* _Data for this exercise_:
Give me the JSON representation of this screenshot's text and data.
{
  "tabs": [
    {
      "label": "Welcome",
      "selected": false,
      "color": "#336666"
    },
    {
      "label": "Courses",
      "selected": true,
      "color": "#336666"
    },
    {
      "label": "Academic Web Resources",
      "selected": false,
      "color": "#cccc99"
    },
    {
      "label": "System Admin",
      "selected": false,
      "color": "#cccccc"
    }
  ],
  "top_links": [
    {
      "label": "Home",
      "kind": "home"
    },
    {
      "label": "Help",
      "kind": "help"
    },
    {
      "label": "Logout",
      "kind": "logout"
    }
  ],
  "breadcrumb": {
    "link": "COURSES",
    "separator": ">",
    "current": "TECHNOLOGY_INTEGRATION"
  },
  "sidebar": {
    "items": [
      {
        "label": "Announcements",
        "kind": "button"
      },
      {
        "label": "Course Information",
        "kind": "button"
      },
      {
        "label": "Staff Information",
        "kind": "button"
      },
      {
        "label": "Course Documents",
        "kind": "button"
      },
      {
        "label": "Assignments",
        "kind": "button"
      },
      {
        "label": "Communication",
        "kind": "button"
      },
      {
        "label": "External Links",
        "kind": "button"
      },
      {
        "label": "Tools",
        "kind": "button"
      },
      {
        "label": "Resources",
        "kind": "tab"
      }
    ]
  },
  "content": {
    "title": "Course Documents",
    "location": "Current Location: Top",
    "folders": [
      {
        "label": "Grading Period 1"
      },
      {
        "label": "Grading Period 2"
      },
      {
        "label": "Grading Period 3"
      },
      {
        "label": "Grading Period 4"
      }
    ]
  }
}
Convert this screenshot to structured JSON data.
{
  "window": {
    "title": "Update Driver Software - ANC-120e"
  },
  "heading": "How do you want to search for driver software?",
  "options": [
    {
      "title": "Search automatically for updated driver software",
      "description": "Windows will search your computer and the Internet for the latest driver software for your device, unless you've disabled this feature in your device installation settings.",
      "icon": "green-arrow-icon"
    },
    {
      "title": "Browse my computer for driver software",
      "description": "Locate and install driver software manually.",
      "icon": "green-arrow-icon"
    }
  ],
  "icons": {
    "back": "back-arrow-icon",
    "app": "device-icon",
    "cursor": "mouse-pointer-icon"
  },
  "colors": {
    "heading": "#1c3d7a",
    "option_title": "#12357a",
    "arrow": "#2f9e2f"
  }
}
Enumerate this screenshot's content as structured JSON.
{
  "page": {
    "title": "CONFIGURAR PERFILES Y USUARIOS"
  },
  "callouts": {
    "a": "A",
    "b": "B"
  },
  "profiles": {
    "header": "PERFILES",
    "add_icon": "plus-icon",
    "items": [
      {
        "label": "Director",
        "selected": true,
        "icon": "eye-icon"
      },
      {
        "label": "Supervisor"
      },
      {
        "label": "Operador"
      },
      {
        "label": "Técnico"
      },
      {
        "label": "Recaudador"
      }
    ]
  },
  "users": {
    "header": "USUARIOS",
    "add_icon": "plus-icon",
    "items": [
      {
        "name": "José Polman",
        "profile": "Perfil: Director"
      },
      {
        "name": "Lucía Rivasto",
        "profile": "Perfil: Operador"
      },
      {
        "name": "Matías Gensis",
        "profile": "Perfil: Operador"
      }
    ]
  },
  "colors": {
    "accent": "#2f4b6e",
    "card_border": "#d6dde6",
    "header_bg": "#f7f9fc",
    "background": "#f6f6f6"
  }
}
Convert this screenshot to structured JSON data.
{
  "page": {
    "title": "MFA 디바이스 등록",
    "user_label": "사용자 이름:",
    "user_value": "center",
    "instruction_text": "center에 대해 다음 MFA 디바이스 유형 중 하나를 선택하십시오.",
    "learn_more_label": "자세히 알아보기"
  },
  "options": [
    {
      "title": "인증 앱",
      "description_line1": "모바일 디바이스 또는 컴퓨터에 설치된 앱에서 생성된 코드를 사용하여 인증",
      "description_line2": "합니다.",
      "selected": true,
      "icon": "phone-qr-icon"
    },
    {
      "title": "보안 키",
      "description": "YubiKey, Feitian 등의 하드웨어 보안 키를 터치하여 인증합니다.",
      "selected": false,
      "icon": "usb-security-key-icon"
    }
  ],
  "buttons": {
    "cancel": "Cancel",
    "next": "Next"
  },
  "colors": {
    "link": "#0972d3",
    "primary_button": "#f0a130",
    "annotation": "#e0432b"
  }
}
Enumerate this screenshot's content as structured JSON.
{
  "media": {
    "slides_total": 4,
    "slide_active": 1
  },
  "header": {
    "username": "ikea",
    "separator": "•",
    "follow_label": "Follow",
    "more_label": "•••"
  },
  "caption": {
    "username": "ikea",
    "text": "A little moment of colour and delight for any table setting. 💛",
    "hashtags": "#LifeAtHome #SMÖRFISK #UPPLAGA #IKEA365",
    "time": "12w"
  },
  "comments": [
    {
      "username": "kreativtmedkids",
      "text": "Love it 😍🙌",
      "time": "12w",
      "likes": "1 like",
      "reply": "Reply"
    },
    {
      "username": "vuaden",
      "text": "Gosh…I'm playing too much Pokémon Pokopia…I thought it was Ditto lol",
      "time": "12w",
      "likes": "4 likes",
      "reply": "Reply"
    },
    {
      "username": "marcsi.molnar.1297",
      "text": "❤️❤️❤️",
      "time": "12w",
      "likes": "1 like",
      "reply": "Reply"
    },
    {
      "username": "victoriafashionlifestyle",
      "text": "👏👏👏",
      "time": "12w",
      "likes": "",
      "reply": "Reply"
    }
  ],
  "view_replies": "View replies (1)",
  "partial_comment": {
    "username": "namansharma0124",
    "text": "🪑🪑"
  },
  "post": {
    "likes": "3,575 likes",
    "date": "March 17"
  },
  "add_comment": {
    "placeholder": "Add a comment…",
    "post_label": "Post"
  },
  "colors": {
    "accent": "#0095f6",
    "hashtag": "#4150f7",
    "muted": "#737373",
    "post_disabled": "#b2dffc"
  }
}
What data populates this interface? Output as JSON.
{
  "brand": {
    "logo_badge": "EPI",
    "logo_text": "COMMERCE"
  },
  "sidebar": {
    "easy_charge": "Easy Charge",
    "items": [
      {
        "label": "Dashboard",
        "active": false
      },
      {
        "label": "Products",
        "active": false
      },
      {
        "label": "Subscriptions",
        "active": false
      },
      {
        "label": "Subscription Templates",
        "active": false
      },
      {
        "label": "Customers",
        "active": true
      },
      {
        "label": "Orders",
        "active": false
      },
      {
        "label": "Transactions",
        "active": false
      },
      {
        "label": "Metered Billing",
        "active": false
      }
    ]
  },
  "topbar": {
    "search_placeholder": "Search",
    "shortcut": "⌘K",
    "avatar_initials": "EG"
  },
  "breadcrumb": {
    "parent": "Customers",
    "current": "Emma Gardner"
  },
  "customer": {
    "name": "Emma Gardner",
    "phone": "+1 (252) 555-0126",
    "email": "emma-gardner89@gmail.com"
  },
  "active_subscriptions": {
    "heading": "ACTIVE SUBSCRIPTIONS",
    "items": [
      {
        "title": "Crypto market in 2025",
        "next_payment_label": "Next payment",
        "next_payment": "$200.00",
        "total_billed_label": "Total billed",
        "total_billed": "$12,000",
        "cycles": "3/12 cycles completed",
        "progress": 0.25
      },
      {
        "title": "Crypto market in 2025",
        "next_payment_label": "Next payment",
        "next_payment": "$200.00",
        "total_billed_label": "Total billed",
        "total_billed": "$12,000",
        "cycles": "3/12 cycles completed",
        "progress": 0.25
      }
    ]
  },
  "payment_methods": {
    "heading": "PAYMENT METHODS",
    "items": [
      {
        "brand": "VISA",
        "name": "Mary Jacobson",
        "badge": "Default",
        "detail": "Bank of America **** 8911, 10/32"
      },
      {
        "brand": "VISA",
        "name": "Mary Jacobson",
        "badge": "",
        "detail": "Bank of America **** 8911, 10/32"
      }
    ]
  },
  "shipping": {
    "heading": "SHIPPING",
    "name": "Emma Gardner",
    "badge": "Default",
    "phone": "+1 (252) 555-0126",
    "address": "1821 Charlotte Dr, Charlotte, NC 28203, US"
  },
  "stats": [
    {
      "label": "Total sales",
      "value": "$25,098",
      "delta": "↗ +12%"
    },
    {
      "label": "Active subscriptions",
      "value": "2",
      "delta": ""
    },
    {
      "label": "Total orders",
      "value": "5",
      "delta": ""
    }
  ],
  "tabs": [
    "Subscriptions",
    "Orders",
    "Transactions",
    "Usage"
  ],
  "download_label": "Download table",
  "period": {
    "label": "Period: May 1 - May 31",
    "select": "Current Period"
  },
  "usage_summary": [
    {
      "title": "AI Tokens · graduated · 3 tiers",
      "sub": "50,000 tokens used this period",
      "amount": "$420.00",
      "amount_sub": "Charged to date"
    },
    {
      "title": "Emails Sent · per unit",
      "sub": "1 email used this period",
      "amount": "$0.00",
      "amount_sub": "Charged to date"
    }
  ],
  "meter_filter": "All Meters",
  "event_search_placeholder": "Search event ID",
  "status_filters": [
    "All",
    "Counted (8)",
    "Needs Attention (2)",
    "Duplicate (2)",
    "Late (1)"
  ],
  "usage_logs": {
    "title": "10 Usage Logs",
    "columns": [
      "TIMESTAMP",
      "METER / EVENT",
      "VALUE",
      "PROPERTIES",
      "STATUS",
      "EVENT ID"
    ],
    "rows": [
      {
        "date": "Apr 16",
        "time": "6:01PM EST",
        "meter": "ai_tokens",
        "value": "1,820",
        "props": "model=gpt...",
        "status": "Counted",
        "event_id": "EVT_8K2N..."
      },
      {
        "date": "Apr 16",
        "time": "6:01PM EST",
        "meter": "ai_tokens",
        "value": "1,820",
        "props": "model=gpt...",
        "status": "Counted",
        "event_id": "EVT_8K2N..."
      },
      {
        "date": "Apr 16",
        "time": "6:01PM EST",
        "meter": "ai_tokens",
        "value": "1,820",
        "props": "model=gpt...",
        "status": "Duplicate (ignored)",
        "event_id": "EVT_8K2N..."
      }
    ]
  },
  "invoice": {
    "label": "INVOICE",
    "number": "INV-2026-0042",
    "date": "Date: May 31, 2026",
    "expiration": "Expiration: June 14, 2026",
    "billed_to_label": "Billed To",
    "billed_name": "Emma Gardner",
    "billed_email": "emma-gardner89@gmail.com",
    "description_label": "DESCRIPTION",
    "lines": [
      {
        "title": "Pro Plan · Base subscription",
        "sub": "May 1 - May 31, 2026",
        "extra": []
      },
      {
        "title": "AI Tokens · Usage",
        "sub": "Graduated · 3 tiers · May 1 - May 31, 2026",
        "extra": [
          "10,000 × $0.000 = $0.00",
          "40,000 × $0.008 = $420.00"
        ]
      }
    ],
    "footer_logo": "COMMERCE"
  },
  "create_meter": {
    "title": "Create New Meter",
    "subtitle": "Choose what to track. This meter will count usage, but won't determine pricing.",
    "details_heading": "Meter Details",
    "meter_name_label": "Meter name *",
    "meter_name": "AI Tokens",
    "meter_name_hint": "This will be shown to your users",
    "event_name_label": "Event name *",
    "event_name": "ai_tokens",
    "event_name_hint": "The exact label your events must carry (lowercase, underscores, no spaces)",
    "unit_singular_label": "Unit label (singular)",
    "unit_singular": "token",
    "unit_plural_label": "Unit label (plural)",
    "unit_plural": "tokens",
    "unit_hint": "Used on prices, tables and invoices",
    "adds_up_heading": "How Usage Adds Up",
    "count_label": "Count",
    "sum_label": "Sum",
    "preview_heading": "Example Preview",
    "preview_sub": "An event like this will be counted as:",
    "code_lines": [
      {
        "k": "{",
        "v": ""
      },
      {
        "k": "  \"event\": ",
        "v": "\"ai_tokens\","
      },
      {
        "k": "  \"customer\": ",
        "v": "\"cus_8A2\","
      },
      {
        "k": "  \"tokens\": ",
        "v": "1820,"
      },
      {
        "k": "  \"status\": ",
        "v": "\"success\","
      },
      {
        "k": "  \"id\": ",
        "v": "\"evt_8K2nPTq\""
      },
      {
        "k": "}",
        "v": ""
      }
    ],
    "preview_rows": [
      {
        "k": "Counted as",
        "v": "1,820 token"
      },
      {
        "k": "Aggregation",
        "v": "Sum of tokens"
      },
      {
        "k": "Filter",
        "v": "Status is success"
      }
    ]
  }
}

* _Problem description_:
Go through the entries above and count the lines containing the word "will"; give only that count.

* _Task output_:
4